# [Problem statement]
Copy every line of the entries that includes the word "author".

[Element data from apps and pages]
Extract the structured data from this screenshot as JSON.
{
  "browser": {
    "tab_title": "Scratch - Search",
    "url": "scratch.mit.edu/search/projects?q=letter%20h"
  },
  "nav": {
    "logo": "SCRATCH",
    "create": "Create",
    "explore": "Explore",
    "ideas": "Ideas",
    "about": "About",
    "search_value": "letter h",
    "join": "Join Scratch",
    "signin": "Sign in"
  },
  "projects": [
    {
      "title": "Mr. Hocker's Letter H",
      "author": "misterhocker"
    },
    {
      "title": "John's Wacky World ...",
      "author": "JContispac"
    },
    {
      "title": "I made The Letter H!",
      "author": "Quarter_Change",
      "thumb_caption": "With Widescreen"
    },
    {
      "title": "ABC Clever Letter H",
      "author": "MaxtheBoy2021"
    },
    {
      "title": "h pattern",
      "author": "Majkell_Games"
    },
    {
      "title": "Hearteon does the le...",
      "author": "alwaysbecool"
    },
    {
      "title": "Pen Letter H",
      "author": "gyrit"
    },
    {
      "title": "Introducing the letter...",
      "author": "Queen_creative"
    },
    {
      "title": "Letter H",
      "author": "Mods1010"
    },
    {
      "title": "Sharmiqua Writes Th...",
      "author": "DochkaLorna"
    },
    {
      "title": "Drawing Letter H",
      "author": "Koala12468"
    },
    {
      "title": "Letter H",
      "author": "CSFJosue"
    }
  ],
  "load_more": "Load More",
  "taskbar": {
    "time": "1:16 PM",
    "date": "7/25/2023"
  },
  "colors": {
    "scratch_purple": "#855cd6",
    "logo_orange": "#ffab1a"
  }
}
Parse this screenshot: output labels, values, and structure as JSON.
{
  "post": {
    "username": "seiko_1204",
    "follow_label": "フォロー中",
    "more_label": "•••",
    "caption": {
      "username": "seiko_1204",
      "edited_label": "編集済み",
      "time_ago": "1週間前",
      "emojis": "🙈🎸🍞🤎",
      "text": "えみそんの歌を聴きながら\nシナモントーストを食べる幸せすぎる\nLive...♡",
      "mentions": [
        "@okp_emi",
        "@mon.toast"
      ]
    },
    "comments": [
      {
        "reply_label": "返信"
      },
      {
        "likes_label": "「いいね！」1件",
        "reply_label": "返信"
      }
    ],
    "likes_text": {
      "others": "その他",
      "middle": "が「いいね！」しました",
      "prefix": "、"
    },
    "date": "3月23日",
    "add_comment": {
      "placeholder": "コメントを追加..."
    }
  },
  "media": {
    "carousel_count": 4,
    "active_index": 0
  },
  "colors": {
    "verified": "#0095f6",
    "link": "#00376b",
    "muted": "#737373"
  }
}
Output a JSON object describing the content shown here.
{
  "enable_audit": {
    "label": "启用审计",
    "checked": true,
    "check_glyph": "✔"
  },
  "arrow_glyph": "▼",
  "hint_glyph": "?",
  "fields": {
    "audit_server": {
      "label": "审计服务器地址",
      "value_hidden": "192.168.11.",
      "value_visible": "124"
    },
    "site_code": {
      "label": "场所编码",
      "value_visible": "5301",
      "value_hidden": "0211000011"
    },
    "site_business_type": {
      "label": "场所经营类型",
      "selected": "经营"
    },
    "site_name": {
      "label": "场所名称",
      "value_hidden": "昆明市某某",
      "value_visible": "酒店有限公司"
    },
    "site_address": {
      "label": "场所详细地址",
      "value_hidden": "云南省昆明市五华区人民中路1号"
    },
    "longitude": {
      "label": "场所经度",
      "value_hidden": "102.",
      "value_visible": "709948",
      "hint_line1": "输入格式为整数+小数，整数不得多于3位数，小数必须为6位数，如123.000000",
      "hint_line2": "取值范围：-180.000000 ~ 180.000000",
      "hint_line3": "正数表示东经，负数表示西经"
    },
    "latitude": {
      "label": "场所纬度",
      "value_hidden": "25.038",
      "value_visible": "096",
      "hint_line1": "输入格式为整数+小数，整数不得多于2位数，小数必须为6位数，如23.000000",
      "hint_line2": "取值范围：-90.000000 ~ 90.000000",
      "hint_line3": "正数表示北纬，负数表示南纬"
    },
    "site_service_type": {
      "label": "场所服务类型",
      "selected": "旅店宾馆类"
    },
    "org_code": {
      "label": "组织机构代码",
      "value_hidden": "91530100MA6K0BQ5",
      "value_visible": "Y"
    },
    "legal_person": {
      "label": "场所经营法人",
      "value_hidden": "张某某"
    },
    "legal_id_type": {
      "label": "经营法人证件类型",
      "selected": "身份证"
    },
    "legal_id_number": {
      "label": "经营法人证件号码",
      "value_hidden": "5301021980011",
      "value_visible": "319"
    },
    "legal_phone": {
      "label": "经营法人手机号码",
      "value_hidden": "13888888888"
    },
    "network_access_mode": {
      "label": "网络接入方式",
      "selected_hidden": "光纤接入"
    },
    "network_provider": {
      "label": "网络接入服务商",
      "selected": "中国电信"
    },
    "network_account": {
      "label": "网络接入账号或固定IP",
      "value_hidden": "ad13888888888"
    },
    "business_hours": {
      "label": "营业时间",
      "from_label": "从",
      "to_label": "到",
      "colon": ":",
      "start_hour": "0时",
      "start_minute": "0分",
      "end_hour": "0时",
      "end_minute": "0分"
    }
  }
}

# [Completed task]
      "author": "misterhocker"
      "author": "JContispac"
      "author": "Quarter_Change",
      "author": "MaxtheBoy2021"
      "author": "Majkell_Games"
      "author": "alwaysbecool"
      "author": "gyrit"
      "author": "Queen_creative"
      "author": "Mods1010"
      "author": "DochkaLorna"
      "author": "Koala12468"
      "author": "CSFJosue"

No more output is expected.